Source records
▽
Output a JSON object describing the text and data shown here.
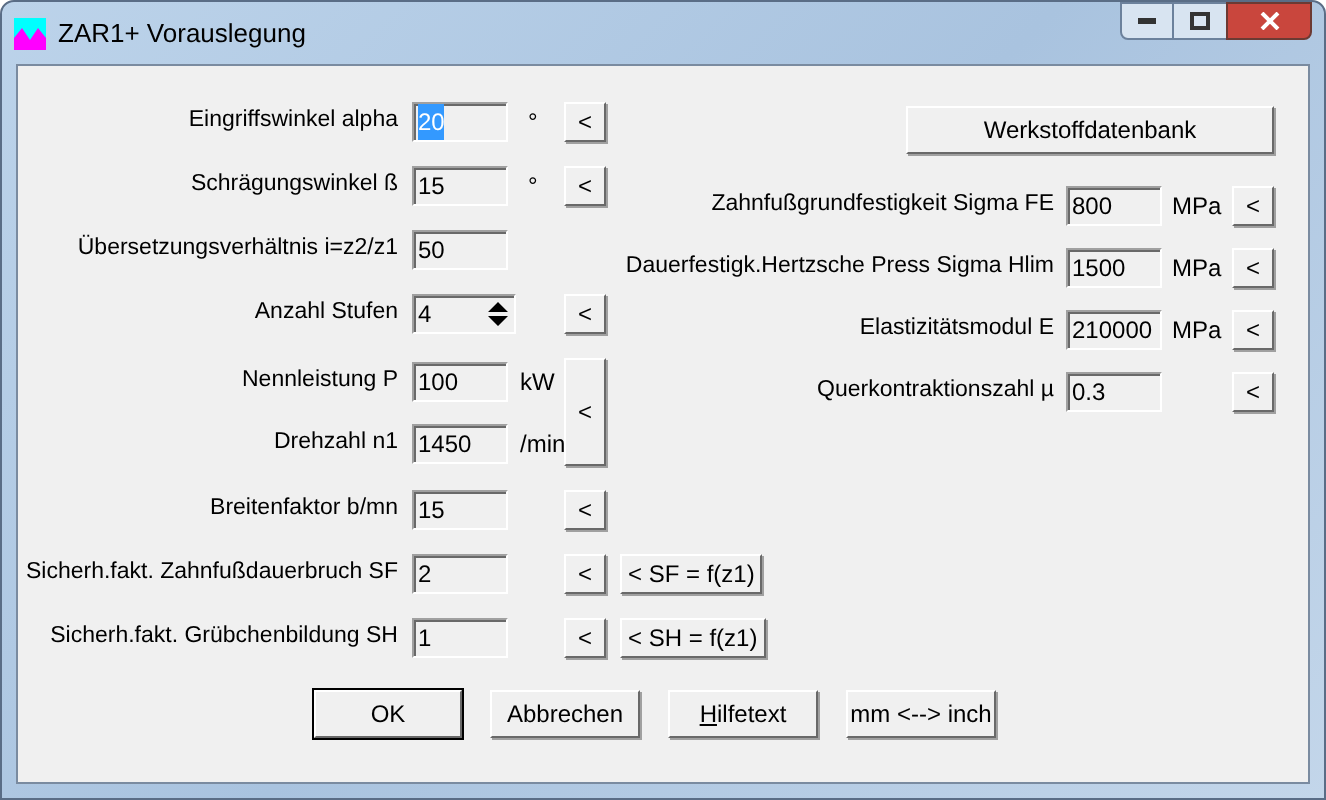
{
  "window": {
    "title": "ZAR1+ Vorauslegung"
  },
  "left_rows": [
    {
      "kind": "field",
      "label": "Eingriffswinkel alpha",
      "value": "20",
      "text_selected": true,
      "unit": "°",
      "button": "<"
    },
    {
      "kind": "field",
      "label": "Schrägungswinkel ß",
      "value": "15",
      "text_selected": false,
      "unit": "°",
      "button": "<"
    },
    {
      "kind": "field",
      "label": "Übersetzungsverhältnis i=z2/z1",
      "value": "50",
      "text_selected": false
    },
    {
      "kind": "spinner",
      "label": "Anzahl Stufen",
      "value": "4",
      "button": "<"
    },
    {
      "kind": "pair",
      "button": "<",
      "fields": [
        {
          "label": "Nennleistung P",
          "value": "100",
          "unit": "kW"
        },
        {
          "label": "Drehzahl n1",
          "value": "1450",
          "unit": "/min"
        }
      ]
    },
    {
      "kind": "field",
      "label": "Breitenfaktor b/mn",
      "value": "15",
      "text_selected": false,
      "button": "<"
    },
    {
      "kind": "field",
      "label": "Sicherh.fakt. Zahnfußdauerbruch SF",
      "value": "2",
      "text_selected": false,
      "button": "<",
      "extra_button": "< SF = f(z1)"
    },
    {
      "kind": "field",
      "label": "Sicherh.fakt. Grübchenbildung SH",
      "value": "1",
      "text_selected": false,
      "button": "<",
      "extra_button": "< SH = f(z1)"
    }
  ],
  "database_button": "Werkstoffdatenbank",
  "right_rows": [
    {
      "label": "Zahnfußgrundfestigkeit Sigma FE",
      "value": "800",
      "unit": "MPa",
      "button": "<"
    },
    {
      "label": "Dauerfestigk.Hertzsche Press Sigma Hlim",
      "value": "1500",
      "unit": "MPa",
      "button": "<"
    },
    {
      "label": "Elastizitätsmodul E",
      "value": "210000",
      "unit": "MPa",
      "button": "<"
    },
    {
      "label": "Querkontraktionszahl µ",
      "value": "0.3",
      "button": "<"
    }
  ],
  "buttons": [
    {
      "label": "OK",
      "default": true,
      "underline_first": false
    },
    {
      "label": "Abbrechen",
      "default": false,
      "underline_first": false
    },
    {
      "label": "Hilfetext",
      "default": false,
      "underline_first": true
    },
    {
      "label": "mm <--> inch",
      "default": false,
      "underline_first": false
    }
  ]
}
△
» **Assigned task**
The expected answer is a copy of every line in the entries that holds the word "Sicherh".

» **Result of the exercise**
      "label": "Sicherh.fakt. Zahnfußdauerbruch SF",
      "label": "Sicherh.fakt. Grübchenbildung SH",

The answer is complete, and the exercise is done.